In order for them to support the war, the government used propaganda to evoke feelings of nationalism. While the United States joined the war as an opportunity to get revenge on Japan, propaganda was often censored to guarantee that Americans only saw the damage Japanese soldiers had done to Americans. To insure that Americans would not be put off and maintain the desire for war, images of dead Americans were prevented from being published to the public. (“Supporting Evidence”). Government officials knew that citizens were unable to withstand the gruesome photos taken of the realities of the war.
What if you and your family got kicked out of your house, moved across the country, were forced to live in stables and fed rotten food all because you had a great grandfather who was Japanese? This is how it was for the Japanese-Americans living on the West Coast of the U.S., all because of their Japanese ancestors. How could the Japanese-Americans put an end to this outrageous disaster? How could it have been avoided? Around the 1940’s, over 120,000 Japanese-Americans were removed from their own houses to ten different internment camps across America.
Founded in 1916 by Miller Freeman, a Washington state legislator and Director of the local U.S. Navy Training Facility, the league protested for Japanese-Americans to be restricted on a state and federal level due to their race. Members usually comprised of members of the American League, veterans of foreign wars, Washington State’s Veteran’s Welfare Commission (VFW). While also involved with the league, Freeman was appointed head of the VFW by Governor Louis Folwell Hart. The league’s strong military presence aggravated the Japanese which, in return, aggravated the

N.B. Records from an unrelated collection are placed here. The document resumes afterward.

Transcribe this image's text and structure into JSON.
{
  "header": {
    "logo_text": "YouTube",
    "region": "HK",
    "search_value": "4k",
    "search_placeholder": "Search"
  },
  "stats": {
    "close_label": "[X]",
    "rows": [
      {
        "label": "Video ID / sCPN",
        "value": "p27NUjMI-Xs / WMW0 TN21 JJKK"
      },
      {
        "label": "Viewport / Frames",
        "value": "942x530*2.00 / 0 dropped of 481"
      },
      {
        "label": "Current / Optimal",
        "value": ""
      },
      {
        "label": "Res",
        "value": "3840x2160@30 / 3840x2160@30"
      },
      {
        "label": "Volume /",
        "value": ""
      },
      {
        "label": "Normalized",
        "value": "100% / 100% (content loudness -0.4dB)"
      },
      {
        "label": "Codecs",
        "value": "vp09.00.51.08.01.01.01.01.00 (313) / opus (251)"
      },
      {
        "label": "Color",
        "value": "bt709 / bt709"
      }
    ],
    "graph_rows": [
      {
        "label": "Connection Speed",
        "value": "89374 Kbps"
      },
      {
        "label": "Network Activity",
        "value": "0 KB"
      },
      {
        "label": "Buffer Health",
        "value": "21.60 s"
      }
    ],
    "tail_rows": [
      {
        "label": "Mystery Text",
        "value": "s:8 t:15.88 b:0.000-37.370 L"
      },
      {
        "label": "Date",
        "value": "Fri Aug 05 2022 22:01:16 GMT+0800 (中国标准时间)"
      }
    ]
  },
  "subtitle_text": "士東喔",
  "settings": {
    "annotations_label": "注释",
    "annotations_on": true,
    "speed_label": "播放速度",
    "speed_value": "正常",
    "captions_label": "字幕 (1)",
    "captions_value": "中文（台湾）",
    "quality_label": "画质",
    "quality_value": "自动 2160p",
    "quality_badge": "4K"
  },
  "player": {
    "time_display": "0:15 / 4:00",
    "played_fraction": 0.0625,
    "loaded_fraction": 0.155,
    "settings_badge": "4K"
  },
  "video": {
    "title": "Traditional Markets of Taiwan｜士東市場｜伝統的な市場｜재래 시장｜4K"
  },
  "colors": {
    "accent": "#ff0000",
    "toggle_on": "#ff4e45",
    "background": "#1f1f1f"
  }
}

How would you feel? For the Japanese Americans who were forced into internment, it was a nightmare that was made them feel helpless. Once an exclusion order was issued, Japanese Americans were given one week in which to register with the authorities, gather whatever possessions they could carry, and report to an assembly center nearby. The evacuees were made to sell their houses and their property. Racetracks and fairgrounds were used while they waited to be transported to their assigned internment camps.

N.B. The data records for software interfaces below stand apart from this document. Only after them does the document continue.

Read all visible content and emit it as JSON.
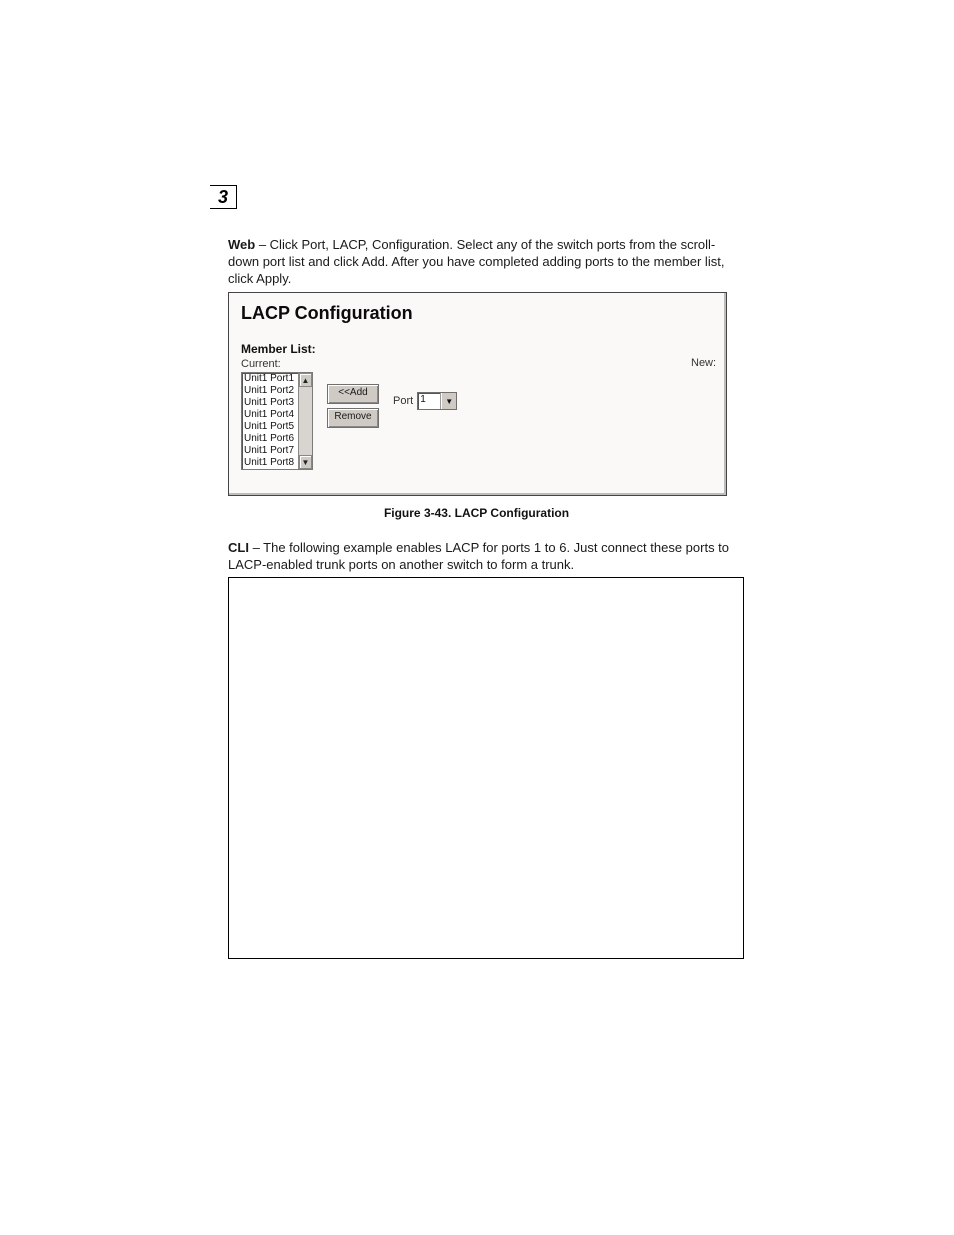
{
  "chapter": {
    "number": "3"
  },
  "web_para": {
    "lead": "Web",
    "text": " – Click Port, LACP, Configuration. Select any of the switch ports from the scroll-down port list and click Add. After you have completed adding ports to the member list, click Apply."
  },
  "figure": {
    "title": "LACP Configuration",
    "member_list_label": "Member List:",
    "current_label": "Current:",
    "new_label": "New:",
    "current_items": [
      "Unit1 Port1",
      "Unit1 Port2",
      "Unit1 Port3",
      "Unit1 Port4",
      "Unit1 Port5",
      "Unit1 Port6",
      "Unit1 Port7",
      "Unit1 Port8"
    ],
    "buttons": {
      "add": "<<Add",
      "remove": "Remove"
    },
    "port": {
      "label": "Port",
      "value": "1"
    },
    "caption": "Figure 3-43.  LACP Configuration"
  },
  "cli_para": {
    "lead": "CLI",
    "text": " – The following example enables LACP for ports 1 to 6. Just connect these ports to LACP-enabled trunk ports on another switch to form a trunk."
  }
}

The fear of an invasion went in the minds of Americans. This was an idea that was thought by many military authorities. So they had a right to send the Japanese to the internment camps.”Military authorities feared an invasion of our West Coast and… because they decided that the military urgency of the situation demanded that all citizens of Japanese ancestry be segregated from the West Coast temporarily(Black,1944). “There is no Japanese ‘problem’ on the Coast. There will be no armed uprising of the Japanese(Munson,1941).